> Material for this task
::::
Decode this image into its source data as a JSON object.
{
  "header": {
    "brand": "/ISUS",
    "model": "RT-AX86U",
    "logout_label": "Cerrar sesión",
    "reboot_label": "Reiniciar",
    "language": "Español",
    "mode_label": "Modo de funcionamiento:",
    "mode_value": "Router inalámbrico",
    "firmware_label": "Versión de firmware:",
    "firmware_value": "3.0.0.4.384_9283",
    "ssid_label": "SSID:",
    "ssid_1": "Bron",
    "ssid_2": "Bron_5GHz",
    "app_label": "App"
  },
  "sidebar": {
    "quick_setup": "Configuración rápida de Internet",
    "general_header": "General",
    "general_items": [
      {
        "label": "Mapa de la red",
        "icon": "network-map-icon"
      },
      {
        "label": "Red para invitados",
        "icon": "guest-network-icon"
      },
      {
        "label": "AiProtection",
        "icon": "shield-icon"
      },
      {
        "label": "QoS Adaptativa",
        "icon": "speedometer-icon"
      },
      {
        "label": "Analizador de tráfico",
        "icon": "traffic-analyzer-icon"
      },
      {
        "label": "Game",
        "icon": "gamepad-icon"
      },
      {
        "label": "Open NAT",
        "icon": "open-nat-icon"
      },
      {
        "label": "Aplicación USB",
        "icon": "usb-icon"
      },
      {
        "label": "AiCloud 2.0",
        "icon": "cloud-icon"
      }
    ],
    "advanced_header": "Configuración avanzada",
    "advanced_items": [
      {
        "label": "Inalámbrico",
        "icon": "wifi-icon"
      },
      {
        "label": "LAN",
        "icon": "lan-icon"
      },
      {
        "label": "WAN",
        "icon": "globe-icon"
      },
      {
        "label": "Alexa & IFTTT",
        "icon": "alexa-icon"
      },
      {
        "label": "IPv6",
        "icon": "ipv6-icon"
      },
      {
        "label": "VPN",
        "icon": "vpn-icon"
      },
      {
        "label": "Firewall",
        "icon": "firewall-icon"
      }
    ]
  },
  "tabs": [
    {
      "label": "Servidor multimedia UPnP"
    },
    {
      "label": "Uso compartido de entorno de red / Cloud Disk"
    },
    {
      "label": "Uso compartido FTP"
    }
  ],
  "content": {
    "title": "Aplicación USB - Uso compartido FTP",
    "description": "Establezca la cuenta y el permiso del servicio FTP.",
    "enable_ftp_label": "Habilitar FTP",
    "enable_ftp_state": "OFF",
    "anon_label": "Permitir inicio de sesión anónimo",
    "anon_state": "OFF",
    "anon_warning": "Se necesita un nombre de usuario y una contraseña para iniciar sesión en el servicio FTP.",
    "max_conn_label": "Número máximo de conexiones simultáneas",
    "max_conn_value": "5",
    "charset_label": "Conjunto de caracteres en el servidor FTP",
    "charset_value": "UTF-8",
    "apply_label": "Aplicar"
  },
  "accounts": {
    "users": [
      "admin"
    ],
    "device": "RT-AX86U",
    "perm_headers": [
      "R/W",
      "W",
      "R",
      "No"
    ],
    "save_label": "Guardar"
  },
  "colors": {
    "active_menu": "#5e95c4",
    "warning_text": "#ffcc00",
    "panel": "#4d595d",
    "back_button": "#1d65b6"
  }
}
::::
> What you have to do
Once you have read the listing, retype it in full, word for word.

> Solution for this problem
Decode this image into its source data as a JSON object.
{
  "header": {
    "brand": "/ISUS",
    "model": "RT-AX86U",
    "logout_label": "Cerrar sesión",
    "reboot_label": "Reiniciar",
    "language": "Español",
    "mode_label": "Modo de funcionamiento:",
    "mode_value": "Router inalámbrico",
    "firmware_label": "Versión de firmware:",
    "firmware_value": "3.0.0.4.384_9283",
    "ssid_label": "SSID:",
    "ssid_1": "Bron",
    "ssid_2": "Bron_5GHz",
    "app_label": "App"
  },
  "sidebar": {
    "quick_setup": "Configuración rápida de Internet",
    "general_header": "General",
    "general_items": [
      {
        "label": "Mapa de la red",
        "icon": "network-map-icon"
      },
      {
        "label": "Red para invitados",
        "icon": "guest-network-icon"
      },
      {
        "label": "AiProtection",
        "icon": "shield-icon"
      },
      {
        "label": "QoS Adaptativa",
        "icon": "speedometer-icon"
      },
      {
        "label": "Analizador de tráfico",
        "icon": "traffic-analyzer-icon"
      },
      {
        "label": "Game",
        "icon": "gamepad-icon"
      },
      {
        "label": "Open NAT",
        "icon": "open-nat-icon"
      },
      {
        "label": "Aplicación USB",
        "icon": "usb-icon"
      },
      {
        "label": "AiCloud 2.0",
        "icon": "cloud-icon"
      }
    ],
    "advanced_header": "Configuración avanzada",
    "advanced_items": [
      {
        "label": "Inalámbrico",
        "icon": "wifi-icon"
      },
      {
        "label": "LAN",
        "icon": "lan-icon"
      },
      {
        "label": "WAN",
        "icon": "globe-icon"
      },
      {
        "label": "Alexa & IFTTT",
        "icon": "alexa-icon"
      },
      {
        "label": "IPv6",
        "icon": "ipv6-icon"
      },
      {
        "label": "VPN",
        "icon": "vpn-icon"
      },
      {
        "label": "Firewall",
        "icon": "firewall-icon"
      }
    ]
  },
  "tabs": [
    {
      "label": "Servidor multimedia UPnP"
    },
    {
      "label": "Uso compartido de entorno de red / Cloud Disk"
    },
    {
      "label": "Uso compartido FTP"
    }
  ],
  "content": {
    "title": "Aplicación USB - Uso compartido FTP",
    "description": "Establezca la cuenta y el permiso del servicio FTP.",
    "enable_ftp_label": "Habilitar FTP",
    "enable_ftp_state": "OFF",
    "anon_label": "Permitir inicio de sesión anónimo",
    "anon_state": "OFF",
    "anon_warning": "Se necesita un nombre de usuario y una contraseña para iniciar sesión en el servicio FTP.",
    "max_conn_label": "Número máximo de conexiones simultáneas",
    "max_conn_value": "5",
    "charset_label": "Conjunto de caracteres en el servidor FTP",
    "charset_value": "UTF-8",
    "apply_label": "Aplicar"
  },
  "accounts": {
    "users": [
      "admin"
    ],
    "device": "RT-AX86U",
    "perm_headers": [
      "R/W",
      "W",
      "R",
      "No"
    ],
    "save_label": "Guardar"
  },
  "colors": {
    "active_menu": "#5e95c4",
    "warning_text": "#ffcc00",
    "panel": "#4d595d",
    "back_button": "#1d65b6"
  }
}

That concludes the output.